Dean Baquet, the executive editor of The New York Times, is defending his decision not to reprint any Charlie Hebdo cartoons depicting Mohammad with an argument that might confuse Times readers. Today he told Politico: “We don’t run things that are designed to gratuitously offend.”

This dictum is confusing because it’s false: On many occasions the paper of record has printed images that are “designed to gratuitously offend.” Here are 7 examples; there are surely more.

1. The Times printed this anti-Semitic cartoon in 2010:

2. This racist Dr. Seuss drawing in 2011:

3. This anti-Semitic caricature in 2005:

4. This photograph of a racist “Golliwog” doll in 2009:

5. This racist children’s book in 2009:

6. This racist children’s cartoon in 2009:

7. This photo of one Westboro Baptist Church member holding a sign which reads “THE JEWS KILLED JESUS” and two others wearing shirts that say “GODHATESFAGS.COM” in 2009:

There are, of course, many articles where the Times declined to reproduce an offensive image alongside an article addressing that image. For instance it did not print a cartoon, which originally appeared in Rupert Murdoch’s Sunday Times, depicting Israeli Prime Minister Benjamin Netanyahu using the blood of Palestinians as mortar for a brick wall. (That particular article, concerning Murdoch’s apology for the cartoon’s publication, did however link to a tweet containing the cartoon.)

Remember any other offensive images the Times has published? Throw them in below.

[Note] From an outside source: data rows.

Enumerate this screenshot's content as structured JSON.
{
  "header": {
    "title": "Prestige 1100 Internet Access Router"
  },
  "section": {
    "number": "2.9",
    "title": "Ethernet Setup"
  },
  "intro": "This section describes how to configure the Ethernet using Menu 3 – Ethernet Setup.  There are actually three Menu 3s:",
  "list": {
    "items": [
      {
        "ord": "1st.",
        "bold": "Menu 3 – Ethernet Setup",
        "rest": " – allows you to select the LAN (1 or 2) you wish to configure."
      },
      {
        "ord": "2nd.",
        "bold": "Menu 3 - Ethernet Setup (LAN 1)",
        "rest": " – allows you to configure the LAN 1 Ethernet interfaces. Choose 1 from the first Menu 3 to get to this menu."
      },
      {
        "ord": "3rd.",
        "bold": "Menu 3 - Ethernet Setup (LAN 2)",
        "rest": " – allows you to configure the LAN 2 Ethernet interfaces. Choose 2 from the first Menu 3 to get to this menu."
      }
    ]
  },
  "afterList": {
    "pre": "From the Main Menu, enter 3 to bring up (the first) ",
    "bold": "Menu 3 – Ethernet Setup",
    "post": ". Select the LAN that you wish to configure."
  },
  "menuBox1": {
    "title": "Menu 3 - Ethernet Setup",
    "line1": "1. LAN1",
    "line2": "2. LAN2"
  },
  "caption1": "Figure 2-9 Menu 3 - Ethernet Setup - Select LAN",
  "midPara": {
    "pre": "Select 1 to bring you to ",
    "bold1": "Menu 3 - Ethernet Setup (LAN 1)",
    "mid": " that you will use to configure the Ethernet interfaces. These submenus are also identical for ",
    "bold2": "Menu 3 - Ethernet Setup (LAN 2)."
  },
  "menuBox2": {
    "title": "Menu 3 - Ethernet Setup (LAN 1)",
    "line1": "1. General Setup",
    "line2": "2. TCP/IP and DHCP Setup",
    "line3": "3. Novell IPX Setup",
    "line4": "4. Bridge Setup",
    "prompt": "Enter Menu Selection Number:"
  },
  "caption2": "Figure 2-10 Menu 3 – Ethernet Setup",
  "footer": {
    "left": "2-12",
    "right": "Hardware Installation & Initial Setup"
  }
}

Correction: This post originally stated that the Times appears to be unwilling to print any photos of Westboro Baptist Church members in which the slogan “GOD HATES FAGS” is visible. As you can see in the seventh entry above, two of the members pictured are wearing shirts bearing that phrase. Thanks to GMAFB for pointing this out.